▸ **Material provided**
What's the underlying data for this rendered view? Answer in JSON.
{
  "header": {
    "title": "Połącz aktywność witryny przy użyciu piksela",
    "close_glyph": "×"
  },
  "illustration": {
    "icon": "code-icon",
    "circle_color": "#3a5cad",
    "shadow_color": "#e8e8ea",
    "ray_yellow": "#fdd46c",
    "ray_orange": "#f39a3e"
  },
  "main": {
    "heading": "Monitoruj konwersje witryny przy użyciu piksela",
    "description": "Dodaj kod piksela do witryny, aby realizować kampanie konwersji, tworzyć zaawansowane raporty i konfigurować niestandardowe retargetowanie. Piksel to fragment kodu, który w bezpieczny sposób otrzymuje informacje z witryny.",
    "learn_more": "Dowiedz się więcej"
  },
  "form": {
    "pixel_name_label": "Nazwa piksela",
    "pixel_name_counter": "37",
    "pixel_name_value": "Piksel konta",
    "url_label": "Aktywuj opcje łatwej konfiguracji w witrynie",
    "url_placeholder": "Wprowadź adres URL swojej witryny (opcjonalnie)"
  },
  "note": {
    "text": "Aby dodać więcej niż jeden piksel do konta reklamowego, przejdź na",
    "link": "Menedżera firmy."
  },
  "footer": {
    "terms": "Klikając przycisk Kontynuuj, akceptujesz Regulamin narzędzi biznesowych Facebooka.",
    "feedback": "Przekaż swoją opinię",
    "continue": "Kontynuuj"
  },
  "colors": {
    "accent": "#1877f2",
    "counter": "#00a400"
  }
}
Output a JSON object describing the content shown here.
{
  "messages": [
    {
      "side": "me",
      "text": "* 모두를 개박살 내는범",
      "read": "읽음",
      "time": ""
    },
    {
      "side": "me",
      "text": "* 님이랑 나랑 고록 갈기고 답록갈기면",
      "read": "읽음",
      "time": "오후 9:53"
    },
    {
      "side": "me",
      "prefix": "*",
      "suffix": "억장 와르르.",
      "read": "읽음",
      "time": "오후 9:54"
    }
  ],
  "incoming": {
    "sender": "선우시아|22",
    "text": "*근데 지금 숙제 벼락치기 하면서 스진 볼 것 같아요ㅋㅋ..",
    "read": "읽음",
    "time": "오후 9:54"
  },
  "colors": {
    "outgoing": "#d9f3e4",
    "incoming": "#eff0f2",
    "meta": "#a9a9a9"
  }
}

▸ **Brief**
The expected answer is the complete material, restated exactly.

▸ **Finished task**
What's the underlying data for this rendered view? Answer in JSON.
{
  "header": {
    "title": "Połącz aktywność witryny przy użyciu piksela",
    "close_glyph": "×"
  },
  "illustration": {
    "icon": "code-icon",
    "circle_color": "#3a5cad",
    "shadow_color": "#e8e8ea",
    "ray_yellow": "#fdd46c",
    "ray_orange": "#f39a3e"
  },
  "main": {
    "heading": "Monitoruj konwersje witryny przy użyciu piksela",
    "description": "Dodaj kod piksela do witryny, aby realizować kampanie konwersji, tworzyć zaawansowane raporty i konfigurować niestandardowe retargetowanie. Piksel to fragment kodu, który w bezpieczny sposób otrzymuje informacje z witryny.",
    "learn_more": "Dowiedz się więcej"
  },
  "form": {
    "pixel_name_label": "Nazwa piksela",
    "pixel_name_counter": "37",
    "pixel_name_value": "Piksel konta",
    "url_label": "Aktywuj opcje łatwej konfiguracji w witrynie",
    "url_placeholder": "Wprowadź adres URL swojej witryny (opcjonalnie)"
  },
  "note": {
    "text": "Aby dodać więcej niż jeden piksel do konta reklamowego, przejdź na",
    "link": "Menedżera firmy."
  },
  "footer": {
    "terms": "Klikając przycisk Kontynuuj, akceptujesz Regulamin narzędzi biznesowych Facebooka.",
    "feedback": "Przekaż swoją opinię",
    "continue": "Kontynuuj"
  },
  "colors": {
    "accent": "#1877f2",
    "counter": "#00a400"
  }
}
Output a JSON object describing the content shown here.
{
  "messages": [
    {
      "side": "me",
      "text": "* 모두를 개박살 내는범",
      "read": "읽음",
      "time": ""
    },
    {
      "side": "me",
      "text": "* 님이랑 나랑 고록 갈기고 답록갈기면",
      "read": "읽음",
      "time": "오후 9:53"
    },
    {
      "side": "me",
      "prefix": "*",
      "suffix": "억장 와르르.",
      "read": "읽음",
      "time": "오후 9:54"
    }
  ],
  "incoming": {
    "sender": "선우시아|22",
    "text": "*근데 지금 숙제 벼락치기 하면서 스진 볼 것 같아요ㅋㅋ..",
    "read": "읽음",
    "time": "오후 9:54"
  },
  "colors": {
    "outgoing": "#d9f3e4",
    "incoming": "#eff0f2",
    "meta": "#a9a9a9"
  }
}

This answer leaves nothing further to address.